BA seeking High Court injunction to prevent further cabin crew strikes
Last week, the Unite union announced cabin crew members at British Airways (BA) will strike for four separate five-day strikes in May and June.
The further industrial action comes after Unite members rejected a fresh deal for cabin crew earlier this month.
Unite said 81% of the cabin crew it represents voted against BA’s offer, which sought to resolve the long-running dispute over cost-cutting measures, which include a pay freeze and a switch to part-time working for thousands of staff.
The airline has admitted in the past that it is fighting for its survival and said the cost-cutting programme is part of a strategy to reduce salary costs.
However, in a bid to stop the latest strikes, BA is seeking a High Court injunction to prove strike is illegal, arguing that Unite did not tell members the result of the strike ballot as soon as possible, as based on 1992 legislation.

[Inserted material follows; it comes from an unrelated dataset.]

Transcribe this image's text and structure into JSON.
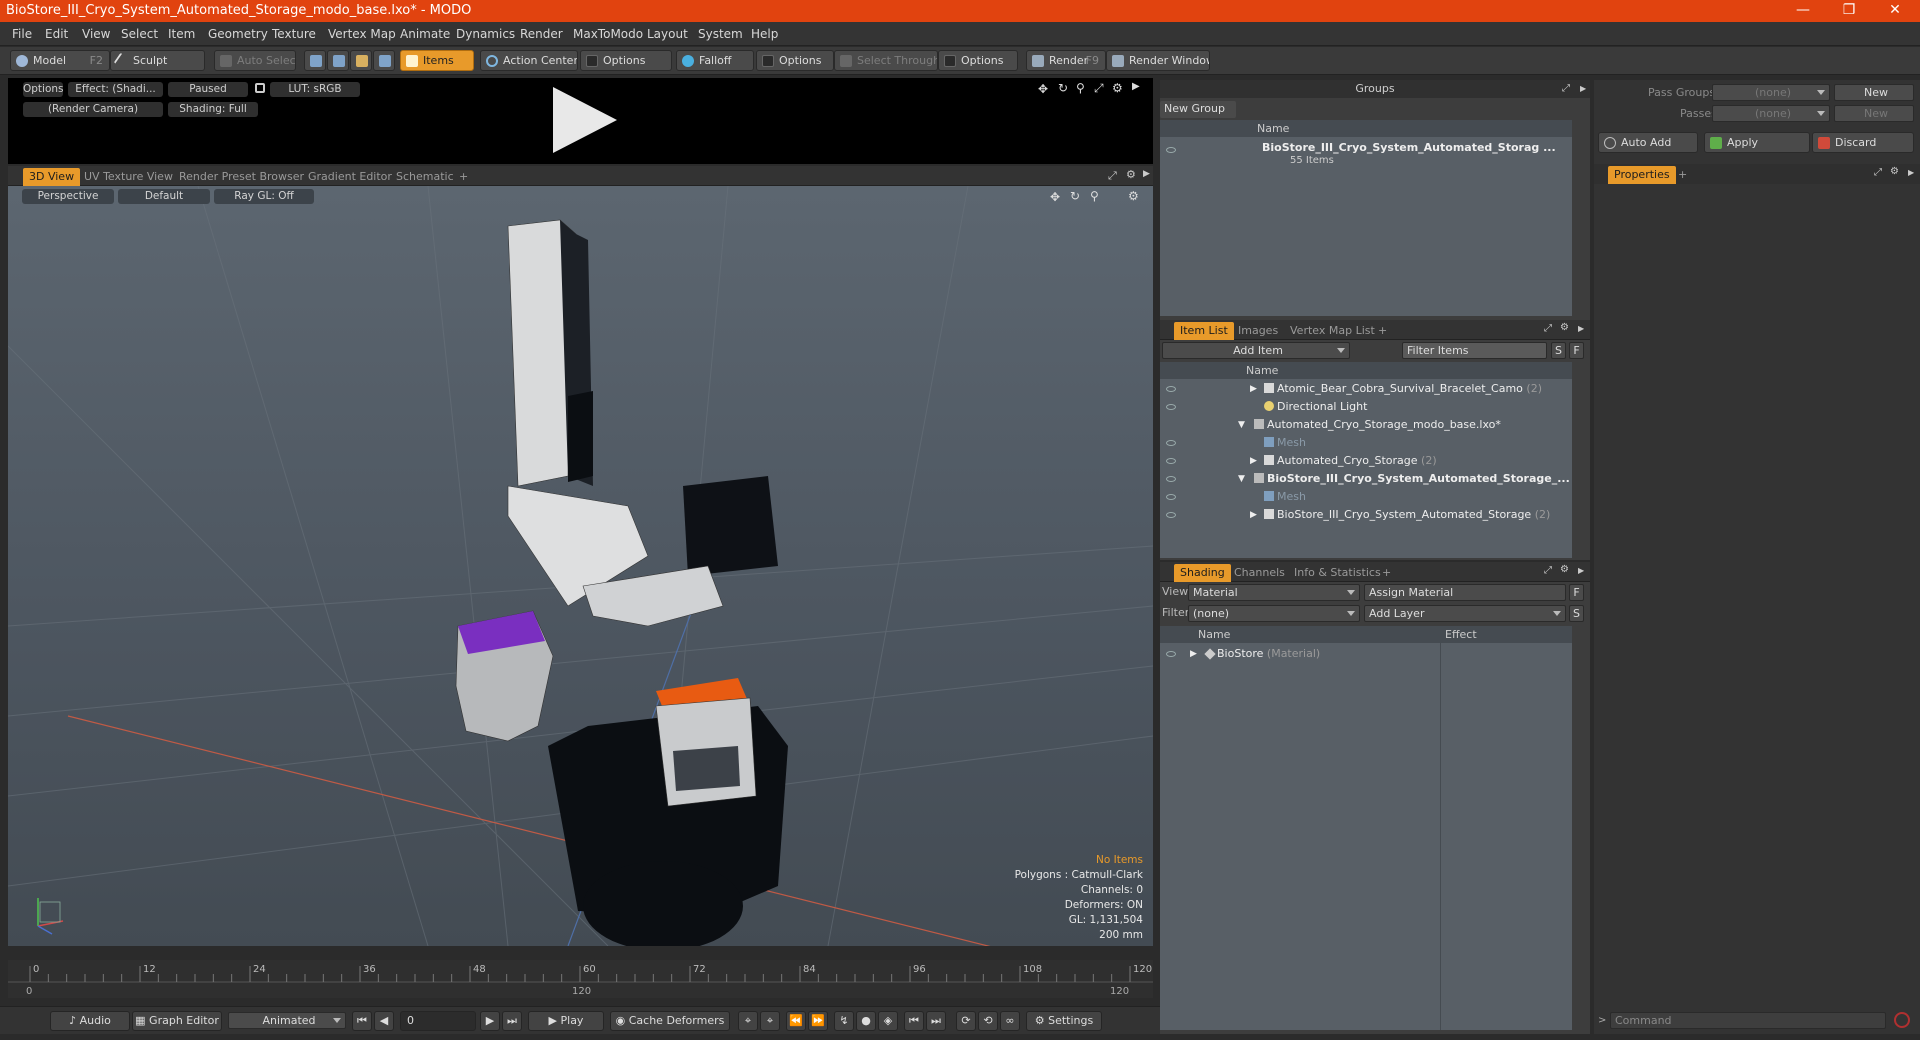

In a further effort to prevent the strikes, the Government and ACAS conciliation service will attempt to get BA and the Unite union to reach a settlement at a meeting later today.
Cabin crew are set to walkout for four separate five-day strikes on: 18-22 May, 24-28 May, 30 May-3 June and 5-9 June.
Cabin crew staged a walkout back in March, which was said to cost the airline £45 million and the airline has faced further disruption due to the ash from the Icelandic volcano, which has cost it an additional £180 million.
However, BA has a good track record in the High Court.
Last December, the Unite union was forced to cancel 12 days of strike action over the Christmas period after the High Court ruled that the union had not correctly included the votes of some cabin crew who had already accepted voluntary redundancy under the airline’s cost-cutting programme.